All I have to say is WOW! Click for full size!

© Nightjar, all rights reserved.

P Is For Posing and Pisco.

Posing. Pisco, Portuguese for robin.

An European Robin, Erithacus rubecula, making a break from insect hunting to pose for the camera. The name “pisco” applies to several different insectivorous birds and is usually followed by a qualifier, redbreast in this case, but there are also the “bluebreast” (bluethroat, Luscinia svecica), “bluetail” (Tarsiger cyanurus) and “blacksmith” (redstart, Phoenicurus ochruros). However, if someone says only “pisco” and nothing else, they are almost certainly referring to this bird.

Click for full size!

© Nightjar, all rights reserved.

O Is For Ocean and Onda.

Ocean. Onda, Portuguese for wave.

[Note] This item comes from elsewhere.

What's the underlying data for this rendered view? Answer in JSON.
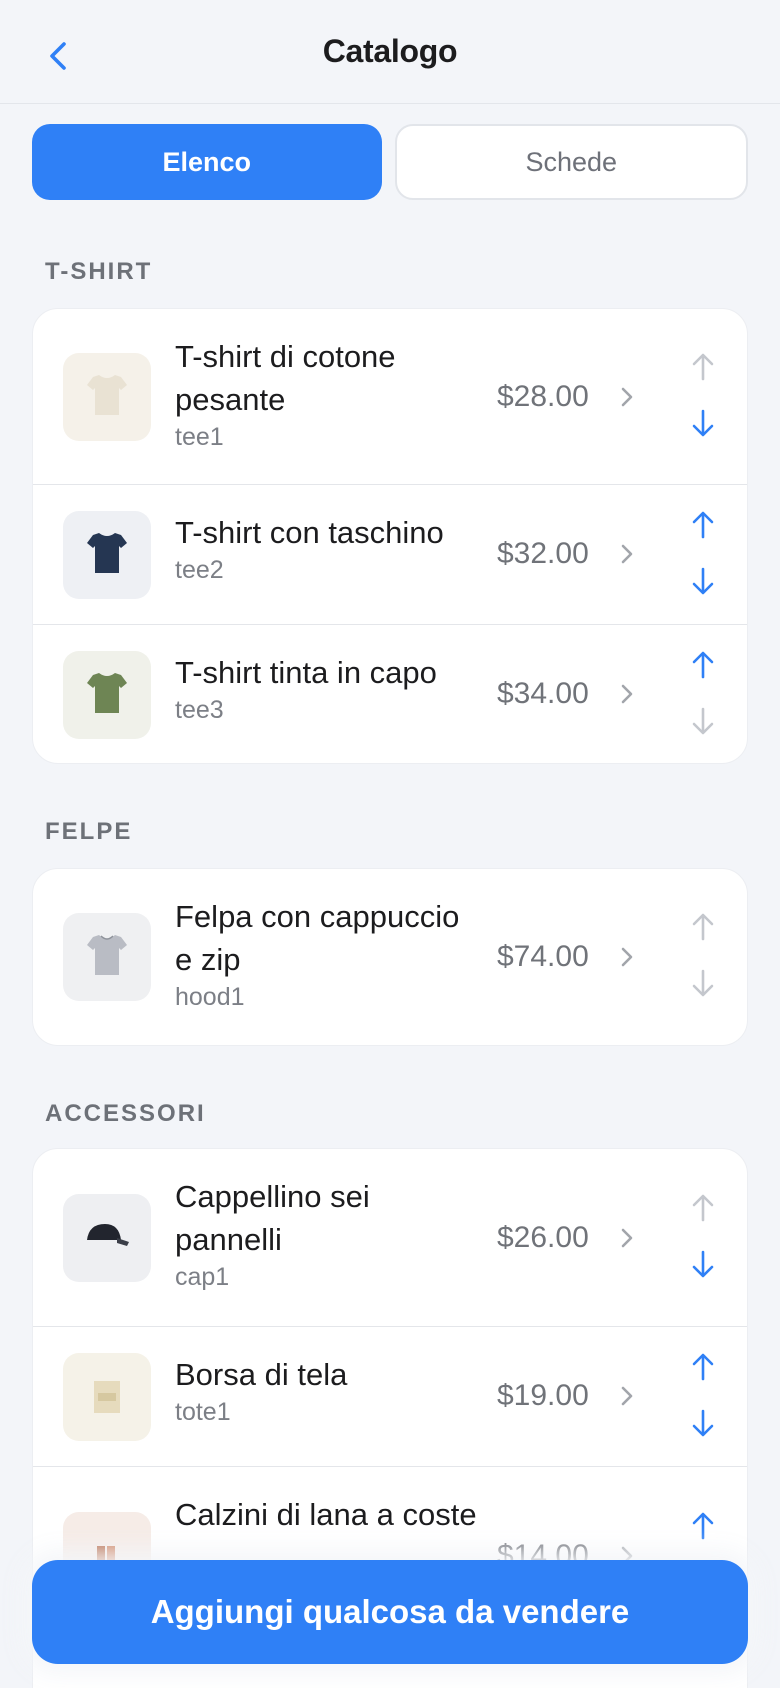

That’s the Atlantic Ocean at its best, telling you to admire it from a safe distance. The name of this beach is Cova Gala, in Figueira da Foz, and it is possible to swim in it when the water is calmer. This photo was taken in August with the red flag flying, so I just sat there watching the waves splash on the breakwater. That can be immensely relaxing.

Click for full size!
© Nightjar, all rights reserved.

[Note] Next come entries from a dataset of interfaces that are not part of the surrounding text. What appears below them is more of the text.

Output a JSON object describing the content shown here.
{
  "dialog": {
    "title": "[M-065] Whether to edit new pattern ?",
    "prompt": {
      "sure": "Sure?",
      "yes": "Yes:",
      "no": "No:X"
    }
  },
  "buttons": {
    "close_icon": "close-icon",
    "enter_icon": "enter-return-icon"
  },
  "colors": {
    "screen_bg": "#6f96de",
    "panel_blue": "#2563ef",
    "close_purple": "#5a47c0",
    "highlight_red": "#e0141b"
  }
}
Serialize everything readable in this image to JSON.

N Is For Nectar and Narciso.

Nectar. Narciso, Portuguese for any plant of the genus Narcissus.

A photo from earlier this Spring showing a flower fly feeding on the nectar of a Narcissus flower of the “Bridal Crown” variety. This double daffodil variety produces long-lasting flowers with a delightful scent. They’re gone now and I miss them already.

Click for full size!

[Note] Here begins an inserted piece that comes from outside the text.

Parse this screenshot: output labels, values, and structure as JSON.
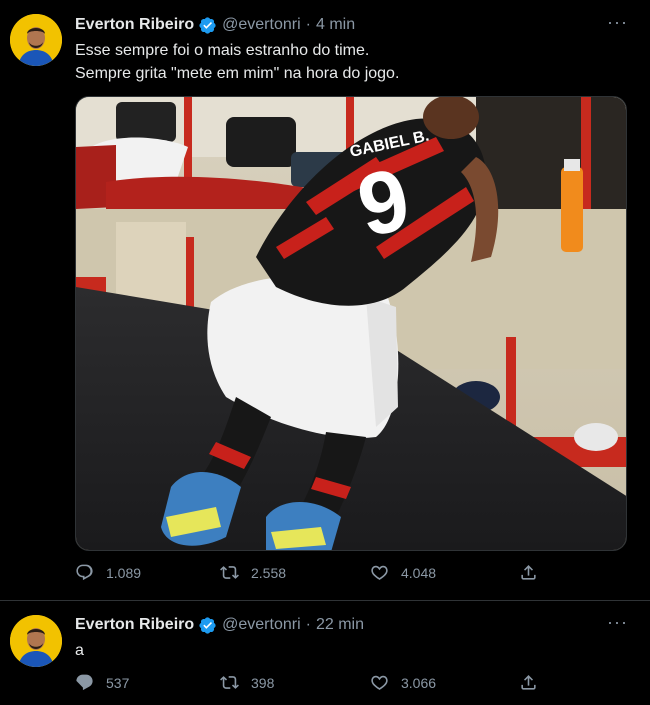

© Nightjar, all rights reserved.

L Is For Lichen and Líquen.

Lichen. Líquen.

Only slightly different spellings in English and Portuguese to refer to this fascinating symbiotic relationship between fungi and photosynthetic microorganisms (cyanobacteria or algae). As far as I was able to determine, this moss-like lichen belongs to the genus Cladonia.

Click for full size!

© Nightjar, all rights reserved.

K Is For Keyhole.

Keyhole.

This is quite possibly be the only non-nature photo you are going to see for this round, but it was the one I immediately thought of for the letter K. It was taken last year as part of a larger project that I did for the local amateur theatre group. No, I have no talent whatsoever for theatre, but they apparently thought I could help them with the photography part and invited me. I was completely out of my element, but I think in the end they were happy with the result and it was lots of fun to work with them!

Click for full size!

© Nightjar, all rights reserved.

J Is For Jealousy and Jardim.

Jealousy. Jardim, Portuguese for garden.

I hope I’m not the only one thinking that the wasp in the background is clearly coveting the fig that the butterfly is feeding on, in my garden’s fig tree. This is of course an excuse to show you this gorgeous and unmistakable butterfly, Charaxes jasius (foxy emperor). It’s a large butterfly that occurs in the Mediterranean region and in Africa. The adults can often be seen during summer sucking the liquids out of overripe fruits. The common Portuguese name for this butterfly is “borboleta-do-medronheiro”, which means “butterfly of the strawberry tree” referring to the larvae’s main host plant.

Click for full size!

© Nightjar, all rights reserved.

I Is For Iris and Iridescência.

Iris. Iridescência, Portuguese for iridescence.

One thing I love about Iris flowers is the way they look iridescent under the right lighting conditions, but I find this very hard to capture in a picture. I tried my best here with the purple irises blooming in my garden right now.

Click for full size!

© Nightjar, all rights reserved.

H Is For Hose and Horta.

Hose. Horta, Portuguese for a vegetable garden or a small farm.

This photo shows onions being watered with the help of a large hose, simulating rain. It was late in the afternoon and I couldn’t resist the way the light illuminating the young and wet onion leaves from behind was giving them a lovely translucent green appearance. This is an old photo, from 2013, back then my grandmother was still alive (this is on her yard) and my mother was still healthy (she was the one holding the hose here). I miss those times.

Click for full size!

© Nightjar, all rights reserved.